In some cases, bad breath is a sign of cavity or other infection. If you have an untreated cavity, the bacteria present in tooth decay emits a foul smell. Likewise, an infection in your mouth from tooth decay or dental work that hasn’t healed properly also causes bad breath. So, too, do infected tonsils and strep throat.
They don’t call it “keto breath” for nothing. When you drastically reduce your carbohydrate intake, as is prescribed in the keto diet, your body makes its energy by breaking down fats instead of carbs. As your body breaks down fat, these fatty acids turn into acetone and cause bad breath often described as fruity or sweet-smelling.
Too much protein also causes halitosis. When you consume too much protein, your body can’t break it down efficiently. This inefficiency produces amino acids and, when combined with the bacteria in your mouth, causes bad breath.
Dehydration and Dry Mouth
Many people don’t realize that dry mouth and dehydration are also bad breath causes. In both cases, saliva flow slows way down. And when saliva flow reduces, you essentially lose your offensive line in the fight against halitosis.
Saliva not only helps wash away food particles, but it also contains proteins and minerals that neutralize acids and limit bacterial growth. And as you know by now, bacteria and leftover food particles cause bad breath like no other.
Less Common Causes of Bad Breath
Most of the bad breath causes I just mentioned are pretty straightforward. But sometimes, halitosis has a more hidden, but no-less serious cause. Other causes of bad breath include:
- Acid reflux
- Sinus infection or nasal polyps
- Throat or mouth cancer
- Digestive system and bowel disorders
- Liver disease
- Lung infection or lung cancer
If your persistent bad breath isn’t cured by a dental fix or changes to your diet, your dentist might refer you to a doctor or an otolaryngologist (ear, nose and throat specialist.)
Cures for Halitosis
Even though millions of other people suffer right along with you, halitosis is still embarrassing. Because of the stigma associated with it, chronic bad breath has ramifications on your personal and professional life. So, it’s safe to say you want a cure for your halitosis, and you want it now.
Dental hygiene cures for bad breath
- Brush for at least two minutes, two times a day using a soft toothbrush
- Floss daily
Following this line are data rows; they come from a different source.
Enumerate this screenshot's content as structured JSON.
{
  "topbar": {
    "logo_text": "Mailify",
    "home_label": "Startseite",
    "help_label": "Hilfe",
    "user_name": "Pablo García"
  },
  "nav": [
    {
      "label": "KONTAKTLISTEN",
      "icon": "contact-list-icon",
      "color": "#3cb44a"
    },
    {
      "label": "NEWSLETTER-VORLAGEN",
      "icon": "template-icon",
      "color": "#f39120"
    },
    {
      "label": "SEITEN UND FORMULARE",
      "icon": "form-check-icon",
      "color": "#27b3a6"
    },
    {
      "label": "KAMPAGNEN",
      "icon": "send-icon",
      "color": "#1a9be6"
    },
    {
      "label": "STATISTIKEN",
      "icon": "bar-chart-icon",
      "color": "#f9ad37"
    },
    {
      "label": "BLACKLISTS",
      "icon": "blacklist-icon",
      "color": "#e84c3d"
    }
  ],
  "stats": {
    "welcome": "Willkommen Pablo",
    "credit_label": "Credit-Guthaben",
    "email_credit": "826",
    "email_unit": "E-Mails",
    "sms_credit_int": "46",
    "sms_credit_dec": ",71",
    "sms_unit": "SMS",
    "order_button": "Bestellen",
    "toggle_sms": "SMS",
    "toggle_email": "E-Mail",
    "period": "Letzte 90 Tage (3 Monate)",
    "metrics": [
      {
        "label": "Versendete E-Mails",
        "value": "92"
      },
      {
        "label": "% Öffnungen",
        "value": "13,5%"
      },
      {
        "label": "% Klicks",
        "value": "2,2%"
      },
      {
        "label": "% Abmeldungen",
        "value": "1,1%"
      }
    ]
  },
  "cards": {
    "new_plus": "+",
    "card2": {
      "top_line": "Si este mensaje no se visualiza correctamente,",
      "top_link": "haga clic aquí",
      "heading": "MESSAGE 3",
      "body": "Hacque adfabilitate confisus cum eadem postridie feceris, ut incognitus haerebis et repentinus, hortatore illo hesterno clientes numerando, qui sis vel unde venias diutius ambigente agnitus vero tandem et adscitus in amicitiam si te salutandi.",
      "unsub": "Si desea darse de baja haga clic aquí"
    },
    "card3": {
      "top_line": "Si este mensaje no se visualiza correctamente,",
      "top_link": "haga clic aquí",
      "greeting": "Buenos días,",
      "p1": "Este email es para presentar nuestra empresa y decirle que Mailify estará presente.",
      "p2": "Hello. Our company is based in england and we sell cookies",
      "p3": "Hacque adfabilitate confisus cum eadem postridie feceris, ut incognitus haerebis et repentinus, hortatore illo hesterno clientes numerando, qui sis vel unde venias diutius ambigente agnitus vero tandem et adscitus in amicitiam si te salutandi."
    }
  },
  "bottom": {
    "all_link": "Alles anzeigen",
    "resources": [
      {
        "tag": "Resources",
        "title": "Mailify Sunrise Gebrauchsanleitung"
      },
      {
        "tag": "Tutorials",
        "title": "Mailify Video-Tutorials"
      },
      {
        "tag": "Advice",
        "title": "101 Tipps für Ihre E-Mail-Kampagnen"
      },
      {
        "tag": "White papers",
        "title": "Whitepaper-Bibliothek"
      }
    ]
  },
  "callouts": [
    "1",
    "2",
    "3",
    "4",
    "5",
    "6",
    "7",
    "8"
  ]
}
- Scrape or brush your tongue every time you brush
- Rinse with mouthwash
- Remove dentures and dental devices and clean them regularly
- Visit your dentist for regular cleanings
Lifestyle cures for bad breath
- Drink plenty of water
- Eat a diet low in fat and rich in fruits and vegetables
- If you have dry mouth, chew sugar-free gum or snack on sugar-free mints
- Avoid smoking
These are the simplest cures for bad breath. However, if you’ve tried everything above and nothing helps, visit your doctor for a thorough checkup. As always, if you have any questions or concerns about your oral health, talk to your dentist. He or she is aware of the latest studies and products to help you reach your healthiest smile.